[DESCRIPTION OF THE TASK]: Copy each record below faithfully, leaving out images.

Excerpts from an interface dataset
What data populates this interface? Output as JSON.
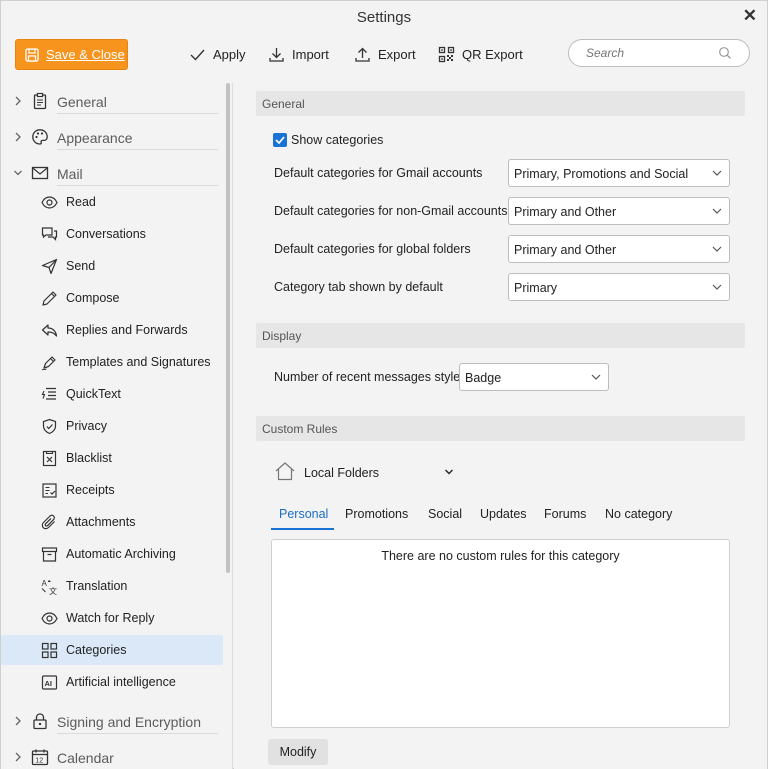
{
  "window": {
    "title": "Settings"
  },
  "toolbar": {
    "save_label": "Save & Close",
    "apply_label": "Apply",
    "import_label": "Import",
    "export_label": "Export",
    "qr_export_label": "QR Export",
    "search_placeholder": "Search"
  },
  "sidebar": {
    "sections": {
      "general": "General",
      "appearance": "Appearance",
      "mail": "Mail",
      "signing": "Signing and Encryption",
      "calendar": "Calendar"
    },
    "mail_items": [
      {
        "label": "Read",
        "icon": "eye-icon"
      },
      {
        "label": "Conversations",
        "icon": "conversations-icon"
      },
      {
        "label": "Send",
        "icon": "send-icon"
      },
      {
        "label": "Compose",
        "icon": "pencil-icon"
      },
      {
        "label": "Replies and Forwards",
        "icon": "reply-icon"
      },
      {
        "label": "Templates and Signatures",
        "icon": "signature-pen-icon"
      },
      {
        "label": "QuickText",
        "icon": "quicktext-icon"
      },
      {
        "label": "Privacy",
        "icon": "shield-icon"
      },
      {
        "label": "Blacklist",
        "icon": "blacklist-icon"
      },
      {
        "label": "Receipts",
        "icon": "receipt-icon"
      },
      {
        "label": "Attachments",
        "icon": "paperclip-icon"
      },
      {
        "label": "Automatic Archiving",
        "icon": "archive-icon"
      },
      {
        "label": "Translation",
        "icon": "translate-icon"
      },
      {
        "label": "Watch for Reply",
        "icon": "watch-eye-icon"
      },
      {
        "label": "Categories",
        "icon": "categories-icon",
        "active": true
      },
      {
        "label": "Artificial intelligence",
        "icon": "ai-icon"
      }
    ]
  },
  "main": {
    "general": {
      "header": "General",
      "show_categories_label": "Show categories",
      "show_categories_checked": true,
      "rows": [
        {
          "label": "Default categories for Gmail accounts",
          "value": "Primary, Promotions and Social"
        },
        {
          "label": "Default categories for non-Gmail accounts",
          "value": "Primary and Other"
        },
        {
          "label": "Default categories for global folders",
          "value": "Primary and Other"
        },
        {
          "label": "Category tab shown by default",
          "value": "Primary"
        }
      ]
    },
    "display": {
      "header": "Display",
      "recent_style_label": "Number of recent messages style",
      "recent_style_value": "Badge"
    },
    "custom_rules": {
      "header": "Custom Rules",
      "folder_label": "Local Folders",
      "tabs": [
        "Personal",
        "Promotions",
        "Social",
        "Updates",
        "Forums",
        "No category"
      ],
      "active_tab": "Personal",
      "empty_message": "There are no custom rules for this category",
      "modify_label": "Modify"
    }
  },
  "colors": {
    "accent": "#f7941d",
    "selection": "#dae8f8",
    "link_blue": "#1a73d4"
  }
}
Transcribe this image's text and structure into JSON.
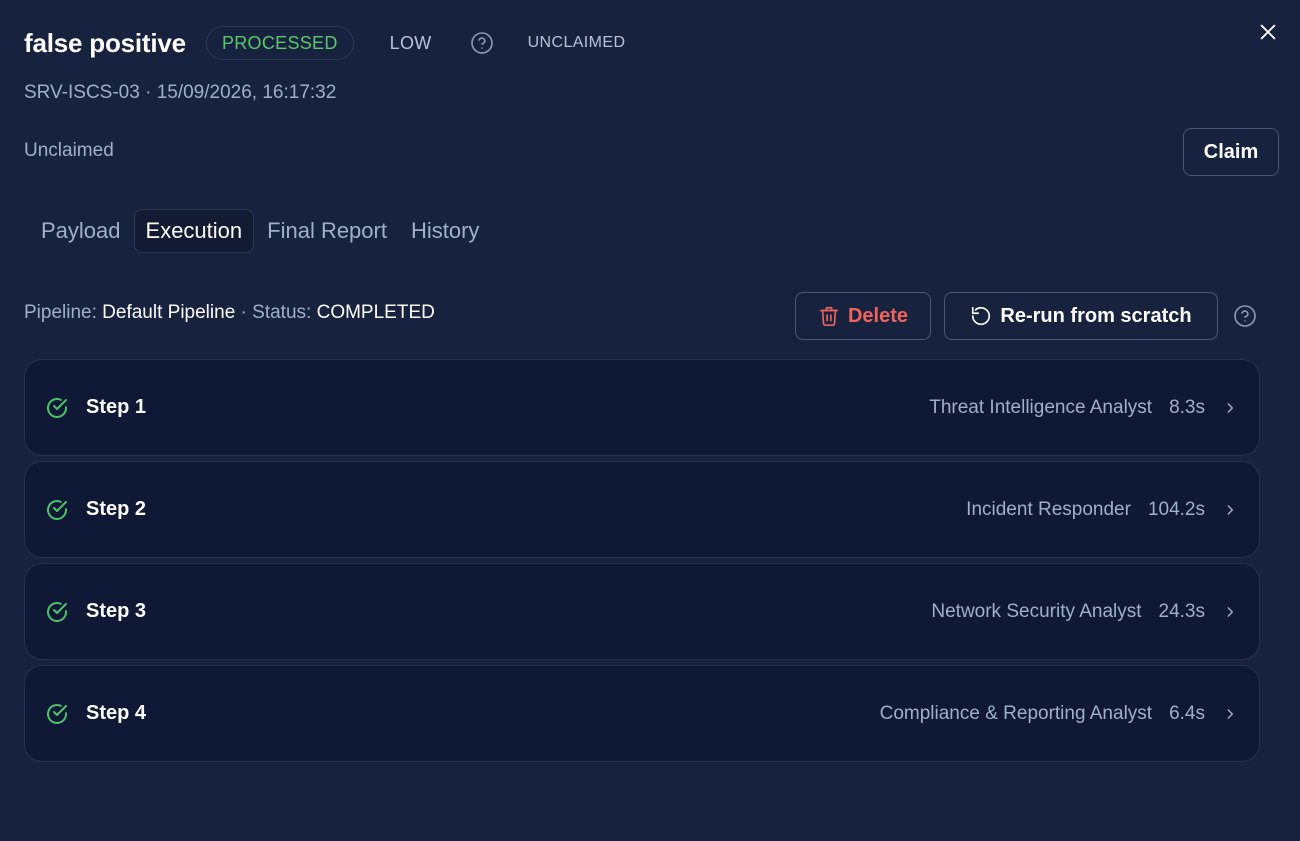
{
  "alert": {
    "title": "false positive",
    "status_badge": "PROCESSED",
    "severity": "LOW",
    "claim_state": "UNCLAIMED",
    "meta": "SRV-ISCS-03 · 15/09/2026, 16:17:32",
    "assignee": "Unclaimed",
    "claim_label": "Claim"
  },
  "tabs": [
    {
      "label": "Payload"
    },
    {
      "label": "Execution"
    },
    {
      "label": "Final Report"
    },
    {
      "label": "History"
    }
  ],
  "execution": {
    "pipeline_label": "Pipeline:",
    "pipeline_value": "Default Pipeline",
    "separator": " · ",
    "status_label": "Status:",
    "status_value": "COMPLETED",
    "delete_label": "Delete",
    "rerun_label": "Re-run from scratch"
  },
  "steps": [
    {
      "name": "Step 1",
      "agent": "Threat Intelligence Analyst",
      "duration": "8.3s"
    },
    {
      "name": "Step 2",
      "agent": "Incident Responder",
      "duration": "104.2s"
    },
    {
      "name": "Step 3",
      "agent": "Network Security Analyst",
      "duration": "24.3s"
    },
    {
      "name": "Step 4",
      "agent": "Compliance & Reporting Analyst",
      "duration": "6.4s"
    }
  ],
  "icons": {
    "close": "close-icon",
    "help": "help-circle-icon",
    "trash": "trash-icon",
    "rerun": "rotate-ccw-icon",
    "check": "check-circle-icon",
    "chevron": "chevron-right-icon"
  },
  "colors": {
    "background": "#17223f",
    "processed": "#5cc76a",
    "danger": "#f0625c",
    "success": "#4cc36a",
    "muted_text": "#9fb0cc"
  }
}
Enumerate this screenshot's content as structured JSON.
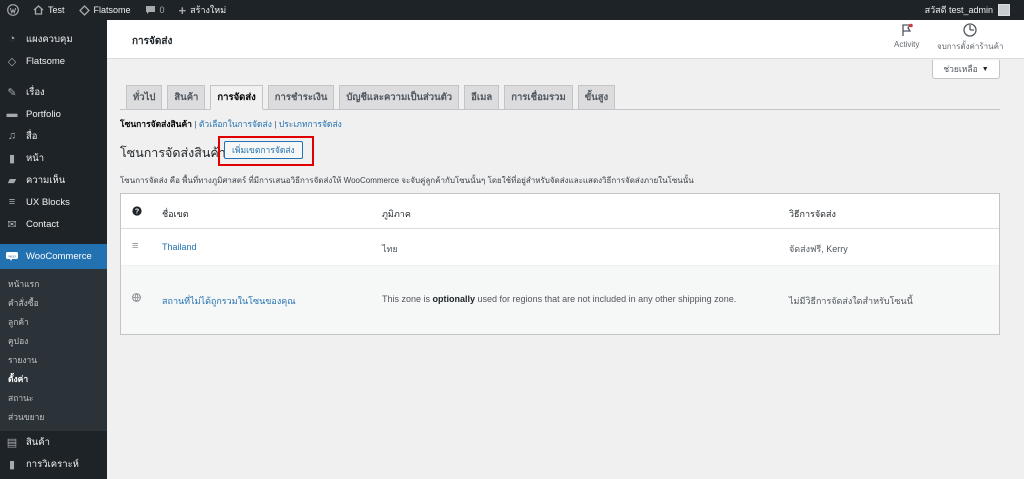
{
  "adminbar": {
    "site_name": "Test",
    "theme_name": "Flatsome",
    "comments_count": "0",
    "new_label": "สร้างใหม่",
    "greeting": "สวัสดี test_admin"
  },
  "sidebar": {
    "items_top": [
      {
        "label": "แผงควบคุม",
        "icon": "dashboard-icon"
      },
      {
        "label": "Flatsome",
        "icon": "flatsome-icon"
      },
      {
        "label": "เรื่อง",
        "icon": "pin-icon"
      },
      {
        "label": "Portfolio",
        "icon": "folder-icon"
      },
      {
        "label": "สื่อ",
        "icon": "media-icon"
      },
      {
        "label": "หน้า",
        "icon": "page-icon"
      },
      {
        "label": "ความเห็น",
        "icon": "comment-icon"
      },
      {
        "label": "UX Blocks",
        "icon": "blocks-icon"
      },
      {
        "label": "Contact",
        "icon": "mail-icon"
      }
    ],
    "active": {
      "label": "WooCommerce",
      "icon": "woo-icon"
    },
    "submenu": [
      "หน้าแรก",
      "คำสั่งซื้อ",
      "ลูกค้า",
      "คูปอง",
      "รายงาน",
      "ตั้งค่า",
      "สถานะ",
      "ส่วนขยาย"
    ],
    "items_bottom": [
      {
        "label": "สินค้า",
        "icon": "product-icon"
      },
      {
        "label": "การวิเคราะห์",
        "icon": "analytics-icon"
      }
    ]
  },
  "header": {
    "title": "การจัดส่ง",
    "activity_label": "Activity",
    "setup_label": "จบการตั้งค่าร้านค้า",
    "help_label": "ช่วยเหลือ"
  },
  "tabs": [
    "ทั่วไป",
    "สินค้า",
    "การจัดส่ง",
    "การชำระเงิน",
    "บัญชีและความเป็นส่วนตัว",
    "อีเมล",
    "การเชื่อมรวม",
    "ขั้นสูง"
  ],
  "subsubsub": {
    "current": "โซนการจัดส่งสินค้า",
    "link1": "ตัวเลือกในการจัดส่ง",
    "link2": "ประเภทการจัดส่ง",
    "sep": "|"
  },
  "section": {
    "heading": "โซนการจัดส่งสินค้า",
    "add_button": "เพิ่มเขตการจัดส่ง",
    "description": "โซนการจัดส่ง คือ พื้นที่ทางภูมิศาสตร์ ที่มีการเสนอวิธีการจัดส่งให้ WooCommerce จะจับคู่ลูกค้ากับโซนนั้นๆ โดยใช้ที่อยู่สำหรับจัดส่งและแสดงวิธีการจัดส่งภายในโซนนั้น"
  },
  "table": {
    "headers": {
      "name": "ชื่อเขต",
      "region": "ภูมิภาค",
      "methods": "วิธีการจัดส่ง"
    },
    "zone": {
      "name": "Thailand",
      "region": "ไทย",
      "methods": "จัดส่งฟรี, Kerry"
    },
    "rest": {
      "name": "สถานที่ไม่ได้ถูกรวมในโซนของคุณ",
      "region_pre": "This zone is ",
      "region_bold": "optionally",
      "region_post": " used for regions that are not included in any other shipping zone.",
      "methods": "ไม่มีวิธีการจัดส่งใดสำหรับโซนนี้"
    }
  },
  "colors": {
    "accent": "#2271b1",
    "highlight": "#e10000",
    "admin_dark": "#1d2327"
  }
}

[OUTPUT BELOW]:
What data populates this interface? Output as JSON.
{
  "window": {
    "title": "Settings"
  },
  "toolbar": {
    "save_label": "Save & Close",
    "apply_label": "Apply",
    "import_label": "Import",
    "export_label": "Export",
    "qr_export_label": "QR Export",
    "search_placeholder": "Search"
  },
  "sidebar": {
    "sections": {
      "general": "General",
      "appearance": "Appearance",
      "mail": "Mail",
      "signing": "Signing and Encryption",
      "calendar": "Calendar"
    },
    "mail_items": [
      {
        "label": "Read",
        "icon": "eye-icon"
      },
      {
        "label": "Conversations",
        "icon": "conversations-icon"
      },
      {
        "label": "Send",
        "icon": "send-icon"
      },
      {
        "label": "Compose",
        "icon": "pencil-icon"
      },
      {
        "label": "Replies and Forwards",
        "icon": "reply-icon"
      },
      {
        "label": "Templates and Signatures",
        "icon": "signature-pen-icon"
      },
      {
        "label": "QuickText",
        "icon": "quicktext-icon"
      },
      {
        "label": "Privacy",
        "icon": "shield-icon"
      },
      {
        "label": "Blacklist",
        "icon": "blacklist-icon"
      },
      {
        "label": "Receipts",
        "icon": "receipt-icon"
      },
      {
        "label": "Attachments",
        "icon": "paperclip-icon"
      },
      {
        "label": "Automatic Archiving",
        "icon": "archive-icon"
      },
      {
        "label": "Translation",
        "icon": "translate-icon"
      },
      {
        "label": "Watch for Reply",
        "icon": "watch-eye-icon"
      },
      {
        "label": "Categories",
        "icon": "categories-icon",
        "active": true
      },
      {
        "label": "Artificial intelligence",
        "icon": "ai-icon"
      }
    ]
  },
  "main": {
    "general": {
      "header": "General",
      "show_categories_label": "Show categories",
      "show_categories_checked": true,
      "rows": [
        {
          "label": "Default categories for Gmail accounts",
          "value": "Primary, Promotions and Social"
        },
        {
          "label": "Default categories for non-Gmail accounts",
          "value": "Primary and Other"
        },
        {
          "label": "Default categories for global folders",
          "value": "Primary and Other"
        },
        {
          "label": "Category tab shown by default",
          "value": "Primary"
        }
      ]
    },
    "display": {
      "header": "Display",
      "recent_style_label": "Number of recent messages style",
      "recent_style_value": "Badge"
    },
    "custom_rules": {
      "header": "Custom Rules",
      "folder_label": "Local Folders",
      "tabs": [
        "Personal",
        "Promotions",
        "Social",
        "Updates",
        "Forums",
        "No category"
      ],
      "active_tab": "Personal",
      "empty_message": "There are no custom rules for this category",
      "modify_label": "Modify"
    }
  },
  "colors": {
    "accent": "#f7941d",
    "selection": "#dae8f8",
    "link_blue": "#1a73d4"
  }
}
Transcribe this image's text and structure into JSON.
{
  "alert": {
    "title": "false positive",
    "status_badge": "PROCESSED",
    "severity": "LOW",
    "claim_state": "UNCLAIMED",
    "meta": "SRV-ISCS-03 · 15/09/2026, 16:17:32",
    "assignee": "Unclaimed",
    "claim_label": "Claim"
  },
  "tabs": [
    {
      "label": "Payload"
    },
    {
      "label": "Execution"
    },
    {
      "label": "Final Report"
    },
    {
      "label": "History"
    }
  ],
  "execution": {
    "pipeline_label": "Pipeline:",
    "pipeline_value": "Default Pipeline",
    "separator": " · ",
    "status_label": "Status:",
    "status_value": "COMPLETED",
    "delete_label": "Delete",
    "rerun_label": "Re-run from scratch"
  },
  "steps": [
    {
      "name": "Step 1",
      "agent": "Threat Intelligence Analyst",
      "duration": "8.3s"
    },
    {
      "name": "Step 2",
      "agent": "Incident Responder",
      "duration": "104.2s"
    },
    {
      "name": "Step 3",
      "agent": "Network Security Analyst",
      "duration": "24.3s"
    },
    {
      "name": "Step 4",
      "agent": "Compliance & Reporting Analyst",
      "duration": "6.4s"
    }
  ],
  "icons": {
    "close": "close-icon",
    "help": "help-circle-icon",
    "trash": "trash-icon",
    "rerun": "rotate-ccw-icon",
    "check": "check-circle-icon",
    "chevron": "chevron-right-icon"
  },
  "colors": {
    "background": "#17223f",
    "processed": "#5cc76a",
    "danger": "#f0625c",
    "success": "#4cc36a",
    "muted_text": "#9fb0cc"
  }
}
Enumerate this screenshot's content as structured JSON.
{
  "adminbar": {
    "site_name": "Test",
    "theme_name": "Flatsome",
    "comments_count": "0",
    "new_label": "สร้างใหม่",
    "greeting": "สวัสดี test_admin"
  },
  "sidebar": {
    "items_top": [
      {
        "label": "แผงควบคุม",
        "icon": "dashboard-icon"
      },
      {
        "label": "Flatsome",
        "icon": "flatsome-icon"
      },
      {
        "label": "เรื่อง",
        "icon": "pin-icon"
      },
      {
        "label": "Portfolio",
        "icon": "folder-icon"
      },
      {
        "label": "สื่อ",
        "icon": "media-icon"
      },
      {
        "label": "หน้า",
        "icon": "page-icon"
      },
      {
        "label": "ความเห็น",
        "icon": "comment-icon"
      },
      {
        "label": "UX Blocks",
        "icon": "blocks-icon"
      },
      {
        "label": "Contact",
        "icon": "mail-icon"
      }
    ],
    "active": {
      "label": "WooCommerce",
      "icon": "woo-icon"
    },
    "submenu": [
      "หน้าแรก",
      "คำสั่งซื้อ",
      "ลูกค้า",
      "คูปอง",
      "รายงาน",
      "ตั้งค่า",
      "สถานะ",
      "ส่วนขยาย"
    ],
    "items_bottom": [
      {
        "label": "สินค้า",
        "icon": "product-icon"
      },
      {
        "label": "การวิเคราะห์",
        "icon": "analytics-icon"
      }
    ]
  },
  "header": {
    "title": "การจัดส่ง",
    "activity_label": "Activity",
    "setup_label": "จบการตั้งค่าร้านค้า",
    "help_label": "ช่วยเหลือ"
  },
  "tabs": [
    "ทั่วไป",
    "สินค้า",
    "การจัดส่ง",
    "การชำระเงิน",
    "บัญชีและความเป็นส่วนตัว",
    "อีเมล",
    "การเชื่อมรวม",
    "ขั้นสูง"
  ],
  "subsubsub": {
    "current": "โซนการจัดส่งสินค้า",
    "link1": "ตัวเลือกในการจัดส่ง",
    "link2": "ประเภทการจัดส่ง",
    "sep": "|"
  },
  "section": {
    "heading": "โซนการจัดส่งสินค้า",
    "add_button": "เพิ่มเขตการจัดส่ง",
    "description": "โซนการจัดส่ง คือ พื้นที่ทางภูมิศาสตร์ ที่มีการเสนอวิธีการจัดส่งให้ WooCommerce จะจับคู่ลูกค้ากับโซนนั้นๆ โดยใช้ที่อยู่สำหรับจัดส่งและแสดงวิธีการจัดส่งภายในโซนนั้น"
  },
  "table": {
    "headers": {
      "name": "ชื่อเขต",
      "region": "ภูมิภาค",
      "methods": "วิธีการจัดส่ง"
    },
    "zone": {
      "name": "Thailand",
      "region": "ไทย",
      "methods": "จัดส่งฟรี, Kerry"
    },
    "rest": {
      "name": "สถานที่ไม่ได้ถูกรวมในโซนของคุณ",
      "region_pre": "This zone is ",
      "region_bold": "optionally",
      "region_post": " used for regions that are not included in any other shipping zone.",
      "methods": "ไม่มีวิธีการจัดส่งใดสำหรับโซนนี้"
    }
  },
  "colors": {
    "accent": "#2271b1",
    "highlight": "#e10000",
    "admin_dark": "#1d2327"
  }
}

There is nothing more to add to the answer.